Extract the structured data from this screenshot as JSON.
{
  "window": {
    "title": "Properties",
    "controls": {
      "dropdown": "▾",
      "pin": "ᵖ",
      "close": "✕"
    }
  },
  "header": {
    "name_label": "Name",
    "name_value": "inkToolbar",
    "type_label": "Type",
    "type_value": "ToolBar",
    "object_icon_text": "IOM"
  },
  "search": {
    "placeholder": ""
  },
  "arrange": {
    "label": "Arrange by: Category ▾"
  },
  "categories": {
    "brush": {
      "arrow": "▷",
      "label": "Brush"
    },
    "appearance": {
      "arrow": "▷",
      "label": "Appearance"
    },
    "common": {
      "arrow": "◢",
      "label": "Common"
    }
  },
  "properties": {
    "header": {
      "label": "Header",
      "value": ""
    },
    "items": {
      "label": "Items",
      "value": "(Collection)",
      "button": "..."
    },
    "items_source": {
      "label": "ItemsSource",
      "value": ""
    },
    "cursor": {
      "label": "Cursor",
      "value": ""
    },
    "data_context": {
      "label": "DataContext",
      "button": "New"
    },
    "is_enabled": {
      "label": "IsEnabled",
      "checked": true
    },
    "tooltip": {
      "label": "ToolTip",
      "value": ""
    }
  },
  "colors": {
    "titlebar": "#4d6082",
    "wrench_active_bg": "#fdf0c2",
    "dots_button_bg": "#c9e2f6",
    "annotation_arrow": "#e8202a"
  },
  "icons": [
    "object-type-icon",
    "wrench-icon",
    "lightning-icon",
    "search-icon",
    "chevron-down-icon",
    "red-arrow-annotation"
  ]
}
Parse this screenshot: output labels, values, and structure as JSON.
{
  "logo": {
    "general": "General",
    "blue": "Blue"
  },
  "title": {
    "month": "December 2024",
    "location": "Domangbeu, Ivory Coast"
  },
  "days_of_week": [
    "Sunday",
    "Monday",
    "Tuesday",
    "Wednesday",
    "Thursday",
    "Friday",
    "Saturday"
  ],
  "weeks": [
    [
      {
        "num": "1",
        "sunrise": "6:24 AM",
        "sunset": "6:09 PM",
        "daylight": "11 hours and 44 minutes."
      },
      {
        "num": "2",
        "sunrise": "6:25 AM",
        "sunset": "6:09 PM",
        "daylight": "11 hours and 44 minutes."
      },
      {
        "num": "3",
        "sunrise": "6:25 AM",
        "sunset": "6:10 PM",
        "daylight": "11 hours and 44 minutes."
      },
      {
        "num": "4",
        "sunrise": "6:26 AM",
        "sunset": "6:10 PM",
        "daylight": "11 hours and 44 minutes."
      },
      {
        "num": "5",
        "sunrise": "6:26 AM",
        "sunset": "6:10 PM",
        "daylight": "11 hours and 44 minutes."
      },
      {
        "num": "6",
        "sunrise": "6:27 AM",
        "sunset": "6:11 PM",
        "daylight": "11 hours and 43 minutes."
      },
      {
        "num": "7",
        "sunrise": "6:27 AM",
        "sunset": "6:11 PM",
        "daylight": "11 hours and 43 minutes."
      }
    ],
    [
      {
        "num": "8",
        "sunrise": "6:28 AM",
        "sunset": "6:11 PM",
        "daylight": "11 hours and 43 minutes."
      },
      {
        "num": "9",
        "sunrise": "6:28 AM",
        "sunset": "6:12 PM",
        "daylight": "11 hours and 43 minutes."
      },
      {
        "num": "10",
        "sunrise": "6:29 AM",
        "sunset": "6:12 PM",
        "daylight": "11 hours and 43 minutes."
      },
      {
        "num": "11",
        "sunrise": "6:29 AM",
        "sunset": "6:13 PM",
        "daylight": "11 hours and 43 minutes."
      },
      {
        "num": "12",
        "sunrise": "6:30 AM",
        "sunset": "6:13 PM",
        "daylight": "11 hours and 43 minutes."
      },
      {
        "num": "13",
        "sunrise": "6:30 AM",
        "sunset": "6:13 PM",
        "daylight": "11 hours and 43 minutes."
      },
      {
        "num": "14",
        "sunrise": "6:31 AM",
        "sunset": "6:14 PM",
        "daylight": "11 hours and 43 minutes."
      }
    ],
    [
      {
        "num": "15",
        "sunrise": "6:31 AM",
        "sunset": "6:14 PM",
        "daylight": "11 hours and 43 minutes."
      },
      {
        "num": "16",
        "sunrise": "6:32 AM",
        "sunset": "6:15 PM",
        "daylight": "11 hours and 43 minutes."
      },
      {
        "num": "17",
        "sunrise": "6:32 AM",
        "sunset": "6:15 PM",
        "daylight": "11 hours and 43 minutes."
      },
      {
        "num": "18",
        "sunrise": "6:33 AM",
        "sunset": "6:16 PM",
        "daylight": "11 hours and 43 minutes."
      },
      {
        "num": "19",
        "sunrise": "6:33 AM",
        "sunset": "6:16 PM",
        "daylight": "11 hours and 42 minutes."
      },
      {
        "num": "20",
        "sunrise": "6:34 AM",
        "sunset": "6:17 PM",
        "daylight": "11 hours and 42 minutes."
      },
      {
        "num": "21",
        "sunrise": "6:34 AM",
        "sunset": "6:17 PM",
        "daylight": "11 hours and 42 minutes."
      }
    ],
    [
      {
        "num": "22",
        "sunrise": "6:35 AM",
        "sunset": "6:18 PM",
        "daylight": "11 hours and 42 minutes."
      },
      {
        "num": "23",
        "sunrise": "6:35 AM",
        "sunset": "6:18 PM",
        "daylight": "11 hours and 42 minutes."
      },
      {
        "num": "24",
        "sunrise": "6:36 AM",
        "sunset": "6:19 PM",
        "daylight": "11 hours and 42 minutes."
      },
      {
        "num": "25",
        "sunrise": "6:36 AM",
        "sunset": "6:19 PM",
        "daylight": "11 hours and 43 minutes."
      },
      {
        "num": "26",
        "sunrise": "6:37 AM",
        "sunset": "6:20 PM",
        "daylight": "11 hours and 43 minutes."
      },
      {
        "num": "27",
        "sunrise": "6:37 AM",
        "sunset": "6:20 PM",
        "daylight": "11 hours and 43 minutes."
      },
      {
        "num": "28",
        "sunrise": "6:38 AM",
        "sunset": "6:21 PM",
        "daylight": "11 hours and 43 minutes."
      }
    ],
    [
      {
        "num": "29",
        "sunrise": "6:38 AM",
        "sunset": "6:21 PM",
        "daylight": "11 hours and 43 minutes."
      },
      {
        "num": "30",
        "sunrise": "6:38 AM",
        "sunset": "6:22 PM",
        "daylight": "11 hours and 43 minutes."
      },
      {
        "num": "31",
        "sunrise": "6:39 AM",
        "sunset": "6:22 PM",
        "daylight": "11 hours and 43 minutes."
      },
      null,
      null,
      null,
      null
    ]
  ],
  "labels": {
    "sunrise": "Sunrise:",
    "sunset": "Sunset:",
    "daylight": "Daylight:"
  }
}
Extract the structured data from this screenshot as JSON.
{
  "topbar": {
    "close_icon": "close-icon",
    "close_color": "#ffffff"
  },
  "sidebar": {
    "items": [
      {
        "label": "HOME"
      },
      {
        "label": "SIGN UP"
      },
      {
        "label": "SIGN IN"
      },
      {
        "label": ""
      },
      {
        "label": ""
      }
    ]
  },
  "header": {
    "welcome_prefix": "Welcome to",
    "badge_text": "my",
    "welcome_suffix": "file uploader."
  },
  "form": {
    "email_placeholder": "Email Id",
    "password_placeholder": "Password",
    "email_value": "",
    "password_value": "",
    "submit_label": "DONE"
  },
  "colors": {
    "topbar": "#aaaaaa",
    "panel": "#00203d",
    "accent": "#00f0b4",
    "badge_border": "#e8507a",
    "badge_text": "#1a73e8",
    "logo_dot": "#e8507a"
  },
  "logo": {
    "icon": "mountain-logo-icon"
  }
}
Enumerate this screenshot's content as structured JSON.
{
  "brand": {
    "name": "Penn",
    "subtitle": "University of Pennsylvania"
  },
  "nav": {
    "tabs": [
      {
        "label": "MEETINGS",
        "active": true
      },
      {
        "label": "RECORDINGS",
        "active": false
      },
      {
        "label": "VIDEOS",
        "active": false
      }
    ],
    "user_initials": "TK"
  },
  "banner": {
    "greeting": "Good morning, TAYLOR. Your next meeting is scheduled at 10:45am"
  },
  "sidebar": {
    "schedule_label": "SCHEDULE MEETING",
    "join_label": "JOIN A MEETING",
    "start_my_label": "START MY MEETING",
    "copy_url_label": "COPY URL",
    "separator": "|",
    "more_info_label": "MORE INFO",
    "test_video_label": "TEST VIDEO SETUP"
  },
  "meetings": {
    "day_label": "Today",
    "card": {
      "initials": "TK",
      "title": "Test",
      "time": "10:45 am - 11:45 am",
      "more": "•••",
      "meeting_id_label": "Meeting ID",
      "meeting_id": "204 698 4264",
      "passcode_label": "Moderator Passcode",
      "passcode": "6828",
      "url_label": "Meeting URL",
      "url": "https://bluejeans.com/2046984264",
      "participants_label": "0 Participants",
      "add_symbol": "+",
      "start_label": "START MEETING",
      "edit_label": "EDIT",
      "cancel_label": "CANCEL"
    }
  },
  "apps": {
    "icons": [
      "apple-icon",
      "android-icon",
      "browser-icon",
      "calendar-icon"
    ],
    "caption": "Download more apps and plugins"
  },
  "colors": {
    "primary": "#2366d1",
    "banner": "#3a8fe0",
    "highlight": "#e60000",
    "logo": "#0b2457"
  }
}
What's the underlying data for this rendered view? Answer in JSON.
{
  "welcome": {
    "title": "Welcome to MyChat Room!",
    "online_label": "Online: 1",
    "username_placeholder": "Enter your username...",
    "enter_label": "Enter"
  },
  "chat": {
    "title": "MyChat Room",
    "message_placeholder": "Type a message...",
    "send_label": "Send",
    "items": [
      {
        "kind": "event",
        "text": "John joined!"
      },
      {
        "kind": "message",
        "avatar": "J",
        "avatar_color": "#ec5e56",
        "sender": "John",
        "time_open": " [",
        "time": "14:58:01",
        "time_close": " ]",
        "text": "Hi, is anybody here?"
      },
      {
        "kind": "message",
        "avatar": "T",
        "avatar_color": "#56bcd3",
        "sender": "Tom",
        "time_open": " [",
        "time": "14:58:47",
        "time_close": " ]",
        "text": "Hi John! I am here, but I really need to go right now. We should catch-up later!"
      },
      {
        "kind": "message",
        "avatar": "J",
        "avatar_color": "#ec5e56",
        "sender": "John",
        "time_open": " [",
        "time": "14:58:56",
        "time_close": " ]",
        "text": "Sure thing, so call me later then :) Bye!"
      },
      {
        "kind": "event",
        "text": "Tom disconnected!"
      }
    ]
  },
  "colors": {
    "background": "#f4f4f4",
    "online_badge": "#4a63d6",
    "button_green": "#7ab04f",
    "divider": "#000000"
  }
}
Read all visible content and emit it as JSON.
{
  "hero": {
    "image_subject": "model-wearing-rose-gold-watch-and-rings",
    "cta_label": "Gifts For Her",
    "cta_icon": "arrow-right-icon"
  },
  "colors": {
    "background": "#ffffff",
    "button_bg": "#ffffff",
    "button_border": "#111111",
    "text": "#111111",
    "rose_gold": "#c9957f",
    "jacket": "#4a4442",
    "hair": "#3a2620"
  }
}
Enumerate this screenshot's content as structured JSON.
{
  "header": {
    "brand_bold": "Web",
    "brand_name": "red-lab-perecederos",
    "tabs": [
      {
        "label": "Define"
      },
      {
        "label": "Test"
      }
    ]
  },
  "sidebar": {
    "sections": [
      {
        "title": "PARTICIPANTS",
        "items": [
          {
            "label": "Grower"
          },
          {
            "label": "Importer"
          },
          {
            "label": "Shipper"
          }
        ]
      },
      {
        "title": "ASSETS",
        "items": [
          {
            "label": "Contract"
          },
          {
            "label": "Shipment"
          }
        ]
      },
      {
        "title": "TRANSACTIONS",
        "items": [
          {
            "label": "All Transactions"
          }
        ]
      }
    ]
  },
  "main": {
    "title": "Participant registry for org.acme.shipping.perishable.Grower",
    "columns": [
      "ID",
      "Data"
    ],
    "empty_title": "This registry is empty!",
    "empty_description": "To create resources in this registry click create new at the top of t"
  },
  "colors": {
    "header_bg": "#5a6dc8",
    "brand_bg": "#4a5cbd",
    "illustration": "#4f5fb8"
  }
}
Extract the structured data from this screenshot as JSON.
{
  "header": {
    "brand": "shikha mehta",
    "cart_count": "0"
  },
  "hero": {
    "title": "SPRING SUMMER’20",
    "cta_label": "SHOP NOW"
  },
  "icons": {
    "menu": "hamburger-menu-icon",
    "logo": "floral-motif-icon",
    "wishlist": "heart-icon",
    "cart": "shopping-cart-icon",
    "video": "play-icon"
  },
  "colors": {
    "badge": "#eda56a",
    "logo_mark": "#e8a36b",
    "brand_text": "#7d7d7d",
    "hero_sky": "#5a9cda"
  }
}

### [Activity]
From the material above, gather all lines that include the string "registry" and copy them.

### [Solution below]
    "title": "Participant registry for org.acme.shipping.perishable.Grower",
    "empty_title": "This registry is empty!",
    "empty_description": "To create resources in this registry click create new at the top of t"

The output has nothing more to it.